We’ve created a summary of how to apply circularity metrics for businesses looking to apply circular economy principles to their businesses. 

Embedding circularity criteria

  1. Enablers and digitalization: How embedded is the circular economy within the business? 
  2. Circular business models: Does the organisation generate revenue through offering services rather than products, rethinking value for the producer and consumer? 
  3. Material use: The volume of non-virgin materials and waste recycled by the company 
  4. Circular product design: Are circular design criteria considered by the company?
  5. Energy and mobility: Does the company uses renewable electricity and energy for its logistics and operations?
  6. Social impact: Are diversity and inclusiveness embedded in the employment practices of the company? 

Applying the criteria

Impact measurement focuses on the priorities of the business. Choose the criteria that best highlight the organisation’s impact, rather than setting unrealistic goals to meet all six of the criteria.

To begin measurement

  1. Review your current circularity/impact status according to the embedding circularity criteria
  2. Decide on the most important criteria for your business
  3. Plan your roadmap to measure your impact using milestones and metrics 
  4. Regularly review your impact

Click here more about the Circular Start-up programme, or download the Embedding Circularity toolkit to begin your journey!

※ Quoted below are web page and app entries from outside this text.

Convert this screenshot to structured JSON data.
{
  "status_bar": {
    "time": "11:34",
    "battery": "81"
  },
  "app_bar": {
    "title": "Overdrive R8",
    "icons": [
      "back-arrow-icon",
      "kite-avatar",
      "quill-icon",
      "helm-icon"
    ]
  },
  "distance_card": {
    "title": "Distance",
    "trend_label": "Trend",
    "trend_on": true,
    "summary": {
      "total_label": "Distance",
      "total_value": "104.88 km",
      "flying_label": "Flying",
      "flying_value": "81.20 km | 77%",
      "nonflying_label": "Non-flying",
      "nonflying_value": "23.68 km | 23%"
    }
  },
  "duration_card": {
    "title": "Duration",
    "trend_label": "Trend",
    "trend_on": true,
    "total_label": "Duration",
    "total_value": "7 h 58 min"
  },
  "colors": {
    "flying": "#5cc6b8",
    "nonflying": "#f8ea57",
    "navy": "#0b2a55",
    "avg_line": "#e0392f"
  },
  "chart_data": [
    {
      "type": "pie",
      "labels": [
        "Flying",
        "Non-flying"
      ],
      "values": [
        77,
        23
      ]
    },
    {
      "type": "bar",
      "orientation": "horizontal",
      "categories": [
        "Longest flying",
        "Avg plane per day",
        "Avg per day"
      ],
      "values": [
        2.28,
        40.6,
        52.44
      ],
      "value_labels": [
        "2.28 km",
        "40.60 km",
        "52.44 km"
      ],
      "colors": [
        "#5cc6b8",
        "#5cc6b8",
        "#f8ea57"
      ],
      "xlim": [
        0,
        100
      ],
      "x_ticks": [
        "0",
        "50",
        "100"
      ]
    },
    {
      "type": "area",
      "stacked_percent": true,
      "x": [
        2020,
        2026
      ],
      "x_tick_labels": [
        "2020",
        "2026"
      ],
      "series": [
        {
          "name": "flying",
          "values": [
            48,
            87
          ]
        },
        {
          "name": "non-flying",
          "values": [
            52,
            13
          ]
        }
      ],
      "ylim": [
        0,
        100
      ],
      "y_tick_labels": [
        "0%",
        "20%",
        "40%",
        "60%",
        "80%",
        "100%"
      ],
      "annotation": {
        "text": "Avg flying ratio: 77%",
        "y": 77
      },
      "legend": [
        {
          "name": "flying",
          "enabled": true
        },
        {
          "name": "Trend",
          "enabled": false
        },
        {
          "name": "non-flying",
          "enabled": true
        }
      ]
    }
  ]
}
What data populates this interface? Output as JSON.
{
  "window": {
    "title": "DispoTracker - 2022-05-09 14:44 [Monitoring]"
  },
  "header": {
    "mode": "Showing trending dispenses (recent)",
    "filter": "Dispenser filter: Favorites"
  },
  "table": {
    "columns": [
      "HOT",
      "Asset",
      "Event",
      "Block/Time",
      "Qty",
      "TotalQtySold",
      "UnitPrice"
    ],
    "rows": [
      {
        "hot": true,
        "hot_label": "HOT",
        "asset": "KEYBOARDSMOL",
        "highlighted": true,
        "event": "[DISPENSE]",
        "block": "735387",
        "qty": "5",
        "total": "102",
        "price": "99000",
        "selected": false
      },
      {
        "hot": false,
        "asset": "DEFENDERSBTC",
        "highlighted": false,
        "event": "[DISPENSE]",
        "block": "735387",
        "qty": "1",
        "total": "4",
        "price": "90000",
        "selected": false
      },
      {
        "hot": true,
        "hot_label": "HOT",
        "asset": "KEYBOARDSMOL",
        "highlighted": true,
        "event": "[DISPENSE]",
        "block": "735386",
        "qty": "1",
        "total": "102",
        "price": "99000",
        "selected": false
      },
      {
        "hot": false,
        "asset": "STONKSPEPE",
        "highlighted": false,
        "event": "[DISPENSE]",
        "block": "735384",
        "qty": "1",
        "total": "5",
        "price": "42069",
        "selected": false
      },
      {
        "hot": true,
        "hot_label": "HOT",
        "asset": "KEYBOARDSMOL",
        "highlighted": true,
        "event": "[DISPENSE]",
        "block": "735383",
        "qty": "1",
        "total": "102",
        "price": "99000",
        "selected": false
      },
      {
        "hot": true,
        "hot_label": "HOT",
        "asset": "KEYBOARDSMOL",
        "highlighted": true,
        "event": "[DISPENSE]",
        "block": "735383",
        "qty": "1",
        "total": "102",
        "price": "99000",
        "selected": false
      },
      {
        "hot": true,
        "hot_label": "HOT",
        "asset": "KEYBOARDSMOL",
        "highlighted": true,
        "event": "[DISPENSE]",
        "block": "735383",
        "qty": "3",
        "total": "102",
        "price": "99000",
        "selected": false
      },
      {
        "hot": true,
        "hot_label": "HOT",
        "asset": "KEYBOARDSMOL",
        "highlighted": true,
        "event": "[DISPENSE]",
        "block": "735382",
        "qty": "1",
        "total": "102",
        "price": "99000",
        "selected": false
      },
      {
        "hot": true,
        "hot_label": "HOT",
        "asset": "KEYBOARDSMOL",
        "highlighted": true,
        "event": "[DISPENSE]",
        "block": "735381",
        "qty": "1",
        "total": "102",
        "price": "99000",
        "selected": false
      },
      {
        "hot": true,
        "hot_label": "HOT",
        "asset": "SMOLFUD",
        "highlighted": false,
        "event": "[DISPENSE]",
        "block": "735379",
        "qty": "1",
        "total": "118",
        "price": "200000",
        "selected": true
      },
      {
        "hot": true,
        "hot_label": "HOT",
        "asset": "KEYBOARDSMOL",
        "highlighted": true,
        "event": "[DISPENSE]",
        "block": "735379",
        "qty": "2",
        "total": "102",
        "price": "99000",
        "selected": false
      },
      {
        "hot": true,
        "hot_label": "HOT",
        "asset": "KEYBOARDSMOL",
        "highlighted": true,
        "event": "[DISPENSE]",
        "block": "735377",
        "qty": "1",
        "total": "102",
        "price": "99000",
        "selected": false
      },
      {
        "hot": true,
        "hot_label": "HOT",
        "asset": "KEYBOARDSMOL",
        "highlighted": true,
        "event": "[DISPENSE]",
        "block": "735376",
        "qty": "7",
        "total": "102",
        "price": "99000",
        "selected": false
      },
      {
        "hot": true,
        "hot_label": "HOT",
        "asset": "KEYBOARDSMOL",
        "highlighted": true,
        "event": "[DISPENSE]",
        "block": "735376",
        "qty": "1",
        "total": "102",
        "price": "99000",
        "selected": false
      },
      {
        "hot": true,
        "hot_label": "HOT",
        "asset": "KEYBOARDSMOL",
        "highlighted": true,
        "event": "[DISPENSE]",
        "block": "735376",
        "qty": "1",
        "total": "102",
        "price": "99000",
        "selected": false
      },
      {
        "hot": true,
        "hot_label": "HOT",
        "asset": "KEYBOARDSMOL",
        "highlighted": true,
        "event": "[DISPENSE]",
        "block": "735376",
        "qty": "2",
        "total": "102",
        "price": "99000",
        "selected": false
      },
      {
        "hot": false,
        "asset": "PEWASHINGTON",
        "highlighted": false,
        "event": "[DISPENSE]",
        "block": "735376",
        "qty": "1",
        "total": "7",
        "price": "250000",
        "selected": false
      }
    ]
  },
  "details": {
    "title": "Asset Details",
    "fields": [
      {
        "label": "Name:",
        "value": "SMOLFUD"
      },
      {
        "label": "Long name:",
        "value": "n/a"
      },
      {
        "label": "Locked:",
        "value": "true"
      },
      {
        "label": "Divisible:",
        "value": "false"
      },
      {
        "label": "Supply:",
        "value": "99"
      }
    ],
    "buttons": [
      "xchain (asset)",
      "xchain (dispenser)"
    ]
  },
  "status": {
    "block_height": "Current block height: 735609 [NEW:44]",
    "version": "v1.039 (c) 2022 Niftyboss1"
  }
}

Today, we’re excited to share that Impact Hub King’s Cross is now Impact Hub London, It’s a change that enables us to go forward into new territories across the city.  

How it started 

When we opened the Hub in King’s Cross in 2008, we were pioneers of coworking. Our founders believed that when you bring changemakers together they create something greater than the sum of its parts. 

Over the years we have worked with thousands of entrepreneurs, welcoming over 400 members every year and supporting over 800 enterprises in our programmes. We are the second oldest in a global network of 108 Impact Hubs in 63 countries, who inspire and support one another as we grow our impact together.   

Where We’re Going

With this evolution, our mission to accelerate entrepreneurial action that benefits people and the planet remains the same. Under our new name, we have greater room to grow in the city, with increased opportunities to build an even larger ecosystem of social entrepreneurs, enablers, innovators, and intrapreneurs that provoke change together.

Looking ahead, the future is as challenging as ever, but we are determined to make our economy more equitable and sustainable.  The cost of living, climate and health crises all demand urgent attention. These challenging problems require insightful solutions implemented by persistent changemakers, and we are here to help them do just that.  

We have always, at our core, been about accelerating entrepreneurial action that is impact-driven, and this mission matters now, more than ever.